Twitter Demographics

The data shown below were collected from the profile of 1 tweeter who shared this research output. Click here to find out more about how the information was compiled.

Mendeley readers

The data shown below were compiled from readership statistics for 29 Mendeley readers of this research output. Click here to see the associated Mendeley record.

Geographical breakdown

Country Count As %
Unknown 29 100%

Demographic breakdown

Readers by professional status Count As %
Student > Bachelor 5 17%
Other 3 10%
Student > Postgraduate 3 10%
Researcher 3 10%
Student > Master 3 10%
Other 5 17%
Unknown 7 24%
Readers by discipline Count As %
Psychology 15 52%
Nursing and Health Professions 2 7%
Medicine and Dentistry 2 7%
Materials Science 2 7%
Social Sciences 1 3%
Other 0 0%
Unknown 7 24%

Attention Score in Context

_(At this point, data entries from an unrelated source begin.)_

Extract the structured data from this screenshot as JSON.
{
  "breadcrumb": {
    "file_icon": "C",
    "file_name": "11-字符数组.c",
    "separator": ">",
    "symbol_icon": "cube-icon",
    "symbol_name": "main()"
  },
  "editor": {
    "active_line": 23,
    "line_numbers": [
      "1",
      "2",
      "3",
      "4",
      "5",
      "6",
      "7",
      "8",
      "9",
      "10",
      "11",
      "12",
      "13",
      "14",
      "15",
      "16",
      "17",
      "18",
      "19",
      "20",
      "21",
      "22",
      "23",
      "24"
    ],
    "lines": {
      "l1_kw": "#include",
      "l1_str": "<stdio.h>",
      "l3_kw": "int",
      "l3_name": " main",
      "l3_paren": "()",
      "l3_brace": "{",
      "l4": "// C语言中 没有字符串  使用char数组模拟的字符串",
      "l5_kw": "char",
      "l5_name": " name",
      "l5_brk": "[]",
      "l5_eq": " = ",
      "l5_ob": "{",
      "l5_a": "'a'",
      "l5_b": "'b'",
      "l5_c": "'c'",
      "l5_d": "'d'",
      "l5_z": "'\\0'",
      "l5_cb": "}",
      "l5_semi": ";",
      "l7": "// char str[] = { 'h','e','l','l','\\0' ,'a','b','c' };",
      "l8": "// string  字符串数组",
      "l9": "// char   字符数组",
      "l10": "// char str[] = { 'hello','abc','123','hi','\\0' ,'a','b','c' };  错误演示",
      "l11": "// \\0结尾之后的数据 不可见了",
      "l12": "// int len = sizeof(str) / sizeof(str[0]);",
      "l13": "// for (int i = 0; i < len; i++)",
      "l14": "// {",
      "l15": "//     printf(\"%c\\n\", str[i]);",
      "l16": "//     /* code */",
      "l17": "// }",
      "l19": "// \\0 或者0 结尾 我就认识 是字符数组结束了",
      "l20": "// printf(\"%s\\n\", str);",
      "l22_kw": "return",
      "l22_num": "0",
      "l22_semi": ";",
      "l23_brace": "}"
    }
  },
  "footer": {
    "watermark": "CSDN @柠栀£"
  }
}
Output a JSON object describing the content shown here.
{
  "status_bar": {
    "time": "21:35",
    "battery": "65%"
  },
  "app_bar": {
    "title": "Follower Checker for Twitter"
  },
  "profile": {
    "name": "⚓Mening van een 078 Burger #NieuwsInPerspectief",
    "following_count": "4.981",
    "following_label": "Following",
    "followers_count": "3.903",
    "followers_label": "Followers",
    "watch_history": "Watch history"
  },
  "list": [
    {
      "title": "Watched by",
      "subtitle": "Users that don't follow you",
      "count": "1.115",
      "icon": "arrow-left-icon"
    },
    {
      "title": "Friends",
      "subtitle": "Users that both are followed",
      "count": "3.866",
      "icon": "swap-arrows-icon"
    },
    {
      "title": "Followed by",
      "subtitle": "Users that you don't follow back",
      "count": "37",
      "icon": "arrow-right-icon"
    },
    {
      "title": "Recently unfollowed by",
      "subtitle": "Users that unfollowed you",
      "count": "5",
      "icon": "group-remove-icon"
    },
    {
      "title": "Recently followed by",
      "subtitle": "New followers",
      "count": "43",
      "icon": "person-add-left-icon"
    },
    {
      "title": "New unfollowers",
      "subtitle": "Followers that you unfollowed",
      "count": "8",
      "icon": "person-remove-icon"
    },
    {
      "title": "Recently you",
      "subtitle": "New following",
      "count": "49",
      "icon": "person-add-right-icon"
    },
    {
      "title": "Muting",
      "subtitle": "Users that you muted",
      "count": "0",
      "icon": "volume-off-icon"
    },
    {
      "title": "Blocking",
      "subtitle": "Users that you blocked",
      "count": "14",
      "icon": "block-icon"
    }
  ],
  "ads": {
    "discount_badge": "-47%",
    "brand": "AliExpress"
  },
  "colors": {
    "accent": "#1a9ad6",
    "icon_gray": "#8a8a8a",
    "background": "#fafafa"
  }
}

This research output has an Altmetric Attention Score of 1. This is our high-level measure of the quality and quantity of online attention that it has received. This Attention Score, as well as the ranking and number of research outputs shown below, was calculated when the research output was last mentioned on 13 August 2018.
All research outputs
#9,127,367
of 14,537,474 outputs
Outputs from BMC Psychiatry
#2,411
of 3,401 outputs
Outputs of similar age
#186,338
of 319,501 outputs
Outputs of similar age from BMC Psychiatry
#264
of 405 outputs
Altmetric has tracked 14,537,474 research outputs across all sources so far. This one is in the 24th percentile – i.e., 24% of other outputs scored the same or lower than it.
So far Altmetric has tracked 3,401 research outputs from this source. They typically receive a lot more attention than average, with a mean Attention Score of 10.2. This one is in the 23rd percentile – i.e., 23% of its peers scored the same or lower than it.
Older research outputs will score higher simply because they've had more time to accumulate mentions. To account for age we can compare this Altmetric Attention Score to the 319,501 tracked outputs that were published within six weeks on either side of this one in any source. This one is in the 32nd percentile – i.e., 32% of its contemporaries scored the same or lower than it.
We're also able to compare this research output to 405 others from the same source and published within six weeks on either side of this one. This one is in the 28th percentile – i.e., 28% of its contemporaries scored the same or lower than it.